> Task goal
If a line in the data has the string "subtitle", please show it.

[App and web page records]

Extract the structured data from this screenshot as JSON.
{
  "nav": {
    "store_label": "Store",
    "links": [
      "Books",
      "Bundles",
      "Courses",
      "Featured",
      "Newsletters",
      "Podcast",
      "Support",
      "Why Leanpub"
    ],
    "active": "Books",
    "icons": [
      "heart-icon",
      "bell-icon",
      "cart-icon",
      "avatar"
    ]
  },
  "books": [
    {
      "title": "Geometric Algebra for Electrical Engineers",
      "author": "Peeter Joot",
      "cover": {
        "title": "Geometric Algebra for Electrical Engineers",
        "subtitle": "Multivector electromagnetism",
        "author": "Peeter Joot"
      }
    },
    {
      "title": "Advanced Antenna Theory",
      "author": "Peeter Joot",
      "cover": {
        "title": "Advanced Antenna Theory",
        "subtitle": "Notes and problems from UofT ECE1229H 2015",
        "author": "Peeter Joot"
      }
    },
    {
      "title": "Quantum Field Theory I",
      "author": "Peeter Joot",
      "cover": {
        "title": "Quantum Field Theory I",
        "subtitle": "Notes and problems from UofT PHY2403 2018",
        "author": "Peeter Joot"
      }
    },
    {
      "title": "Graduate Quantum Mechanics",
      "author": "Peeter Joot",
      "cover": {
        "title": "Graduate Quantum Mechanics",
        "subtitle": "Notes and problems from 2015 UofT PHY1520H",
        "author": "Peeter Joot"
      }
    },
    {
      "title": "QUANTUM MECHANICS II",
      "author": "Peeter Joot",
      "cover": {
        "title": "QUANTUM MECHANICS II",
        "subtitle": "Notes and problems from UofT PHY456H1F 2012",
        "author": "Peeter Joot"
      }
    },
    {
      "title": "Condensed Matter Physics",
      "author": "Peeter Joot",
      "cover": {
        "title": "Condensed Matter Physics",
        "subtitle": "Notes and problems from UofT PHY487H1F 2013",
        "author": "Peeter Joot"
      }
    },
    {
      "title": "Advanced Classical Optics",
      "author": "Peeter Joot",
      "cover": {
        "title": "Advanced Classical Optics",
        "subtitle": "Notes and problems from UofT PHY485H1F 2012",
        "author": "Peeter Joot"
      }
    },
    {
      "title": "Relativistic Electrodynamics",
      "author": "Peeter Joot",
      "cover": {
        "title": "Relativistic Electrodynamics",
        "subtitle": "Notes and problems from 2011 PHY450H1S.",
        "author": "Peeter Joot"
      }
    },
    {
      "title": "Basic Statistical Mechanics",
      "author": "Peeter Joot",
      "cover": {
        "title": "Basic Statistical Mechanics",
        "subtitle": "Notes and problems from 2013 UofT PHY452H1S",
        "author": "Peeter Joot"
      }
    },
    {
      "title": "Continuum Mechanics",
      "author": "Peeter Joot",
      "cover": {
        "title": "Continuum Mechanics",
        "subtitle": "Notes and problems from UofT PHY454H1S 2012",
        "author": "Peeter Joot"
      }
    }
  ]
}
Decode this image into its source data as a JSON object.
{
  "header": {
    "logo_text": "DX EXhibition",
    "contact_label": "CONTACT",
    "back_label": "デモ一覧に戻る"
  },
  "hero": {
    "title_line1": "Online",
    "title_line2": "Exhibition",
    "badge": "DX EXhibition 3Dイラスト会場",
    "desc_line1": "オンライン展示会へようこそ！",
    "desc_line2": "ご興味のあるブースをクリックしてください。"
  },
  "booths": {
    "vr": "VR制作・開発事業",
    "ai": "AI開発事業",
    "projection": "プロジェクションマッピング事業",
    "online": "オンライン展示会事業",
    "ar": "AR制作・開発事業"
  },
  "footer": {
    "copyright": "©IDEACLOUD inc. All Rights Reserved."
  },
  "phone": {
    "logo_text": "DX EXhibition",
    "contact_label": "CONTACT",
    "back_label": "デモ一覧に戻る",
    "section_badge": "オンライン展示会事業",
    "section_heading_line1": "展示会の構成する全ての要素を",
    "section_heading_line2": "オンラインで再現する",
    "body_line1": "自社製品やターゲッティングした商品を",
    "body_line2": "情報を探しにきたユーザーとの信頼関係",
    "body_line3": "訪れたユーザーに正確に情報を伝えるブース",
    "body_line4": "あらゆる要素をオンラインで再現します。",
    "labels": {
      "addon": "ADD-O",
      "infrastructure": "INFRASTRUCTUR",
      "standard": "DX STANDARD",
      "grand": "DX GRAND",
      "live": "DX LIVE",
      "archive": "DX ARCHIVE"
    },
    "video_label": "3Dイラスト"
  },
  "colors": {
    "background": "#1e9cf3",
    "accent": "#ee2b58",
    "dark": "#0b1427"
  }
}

> Response to the exercise
        "subtitle": "Multivector electromagnetism",
        "subtitle": "Notes and problems from UofT ECE1229H 2015",
        "subtitle": "Notes and problems from UofT PHY2403 2018",
        "subtitle": "Notes and problems from 2015 UofT PHY1520H",
        "subtitle": "Notes and problems from UofT PHY456H1F 2012",
        "subtitle": "Notes and problems from UofT PHY487H1F 2013",
        "subtitle": "Notes and problems from UofT PHY485H1F 2012",
        "subtitle": "Notes and problems from 2011 PHY450H1S.",
        "subtitle": "Notes and problems from 2013 UofT PHY452H1S",
        "subtitle": "Notes and problems from UofT PHY454H1S 2012",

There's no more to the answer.